My protesting days were mostly several decades ago; the early eighties was a rich time to become more politically aware, as Reagan and Thatcher stepped in to dismantle the post-war consensus. It feels to me these days that we are living through the last part of that swing of the pendulum, and I am optimistic in some ways that we will start the swing back to equality and progress after these turbulent times.
My college girlfriend was well-versed in the feminist politics of the time, and I am still deeply grateful to her for her consciousness-raising work on me (as we called it in those days). We found plenty of things to protest, and plenty of events, many of them musical, to attend: the protracted miners’ strike and the Campaign for Nuclear Disarmament were my two starting points. Ken Livingstone was in his first stint at the Greater London Council and organising enough opposition to the government that the latter simply abolished the council, along with the other predominantly left-wing city councils. The year I lived in Paris was full of anti-racism efforts, and the burgeoning anti-Apartheid movement, which also was going strong in London.

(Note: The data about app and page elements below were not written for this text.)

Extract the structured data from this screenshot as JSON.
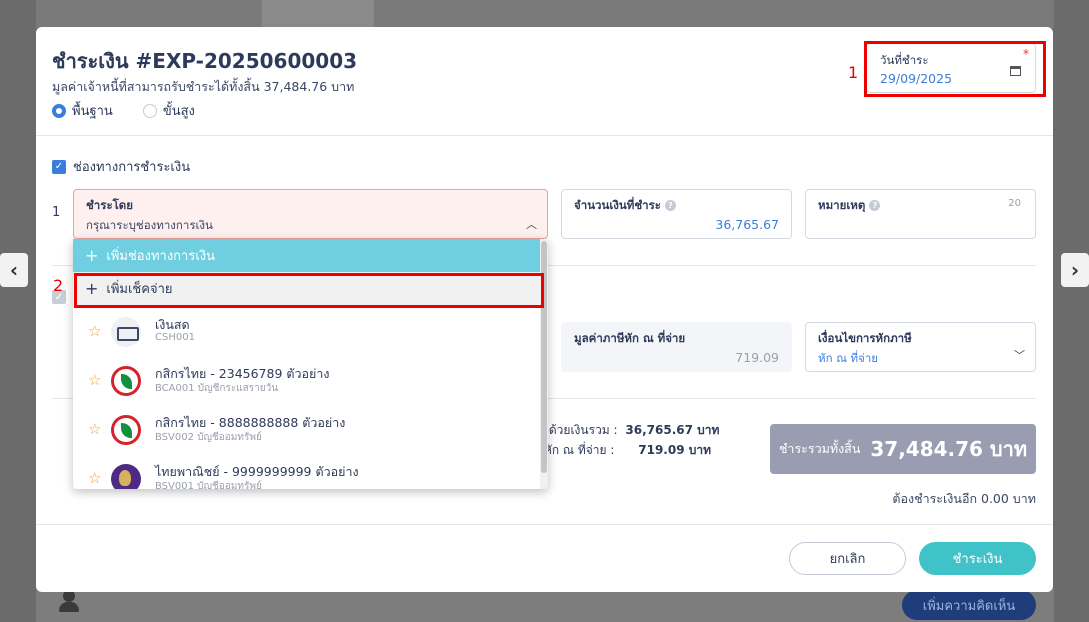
{
  "background": {
    "comment_button": "เพิ่มความคิดเห็น"
  },
  "modal": {
    "title": "ชำระเงิน #EXP-20250600003",
    "subtitle": "มูลค่าเจ้าหนี้ที่สามารถรับชำระได้ทั้งสิ้น 37,484.76 บาท",
    "modes": [
      {
        "label": "พื้นฐาน",
        "selected": true
      },
      {
        "label": "ขั้นสูง",
        "selected": false
      }
    ],
    "date_field": {
      "label": "วันที่ชำระ",
      "value": "29/09/2025",
      "required_mark": "*"
    },
    "annotation_1": "1",
    "annotation_2": "2",
    "channel_section": {
      "label": "ช่องทางการชำระเงิน",
      "checked": true
    },
    "row_number": "1",
    "pay_by": {
      "label": "ชำระโดย",
      "placeholder": "กรุณาระบุช่องทางการเงิน"
    },
    "amount": {
      "label": "จำนวนเงินที่ชำระ",
      "value": "36,765.67"
    },
    "note": {
      "label": "หมายเหตุ",
      "counter": "20"
    },
    "withholding": {
      "label": "มูลค่าภาษีหัก ณ ที่จ่าย",
      "value": "719.09"
    },
    "tax_condition": {
      "label": "เงื่อนไขการหักภาษี",
      "value": "หัก ณ ที่จ่าย"
    },
    "dropdown": {
      "add_channel": "เพิ่มช่องทางการเงิน",
      "add_cheque": "เพิ่มเช็คจ่าย",
      "items": [
        {
          "name": "เงินสด",
          "code": "CSH001",
          "logo": "cash-icon"
        },
        {
          "name": "กสิกรไทย - 23456789 ตัวอย่าง",
          "code": "BCA001 บัญชีกระแสรายวัน",
          "logo": "kbank-logo"
        },
        {
          "name": "กสิกรไทย - 8888888888 ตัวอย่าง",
          "code": "BSV002 บัญชีออมทรัพย์",
          "logo": "kbank-logo"
        },
        {
          "name": "ไทยพาณิชย์ - 9999999999 ตัวอย่าง",
          "code": "BSV001 บัญชีออมทรัพย์",
          "logo": "scb-logo"
        }
      ]
    },
    "summary": {
      "paid_label": "ระด้วยเงินรวม :",
      "paid_value": "36,765.67 บาท",
      "wht_label": "ษีหัก ณ ที่จ่าย :",
      "wht_value": "719.09 บาท"
    },
    "total": {
      "label": "ชำระรวมทั้งสิ้น",
      "amount": "37,484.76 บาท"
    },
    "remaining": "ต้องชำระเงินอีก 0.00 บาท",
    "cancel_button": "ยกเลิก",
    "pay_button": "ชำระเงิน"
  }
}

Having missed the marches around the inauguration and the airport demonstrations a week ago, and having only joined the post-election march because it was passing directly in front of my house, this past weekend I made an effort to attend the protest in Civic Center plaza. I remembered the last time I had been there in a big crowd was watching the World Cup on a giant screen, and the mood was equally as buoyant and inclusive. The rain moved through just in time (on a lunch-time run, I had come back over Liberty Hill to see a rainbow fittingly stretched low across the Castro), and the sun shone across the plaza until it dipped behind City Hall.
Having been energised by seeing pictures of banners that people were preparing for the event, I wondered what I could bring. Then I remembered one of the diversity trainings we had done at Zen Center in my early years there, where people talked about how long their families had been in the States; it was a surprise to me in those days that most people were only a generation or two removed from immigration, and that I was just a little more freshly through the process. So I wrote a sign that said ‘I am an immigrant’ and hung it round my neck. It was heartening that when I arrived at the plaza, the first person I saw also had a sign that started ‘I am an immigrant’ – she was also English as it turned out (she appears briefly a little earlier in the video linked to below).
There were many inspiring speakers – refugees and immigrants, children of refugees and immigrants, from Vietnam, the Middle East, and South America (places where the US has been busy interfering in the political process…); a speaker from the ACLU, and former representative Mike Honda who talked about the internment of the Japanese community. Perhaps most moving for me was the call to prayer that was offered. In my years working at the BBC World Service, where I met and worked with people from all over the globe, I spend many overnight shifts with the Arabic service, and the first piece of programming each day, around 4am local time, was a section of the Koran, on very old tape, beautifully intoned.
I have no doubt that there will be more occasions to protest before all this is over; as I left the area and its wonderfully diverse crowd, I was thinking to myself, this is what humanity looks like:
The gentleman at the mic is doing the call to prayer; the organisers are at the back of the stage; the woman with the blonde hair was in charge of security for the afternoon.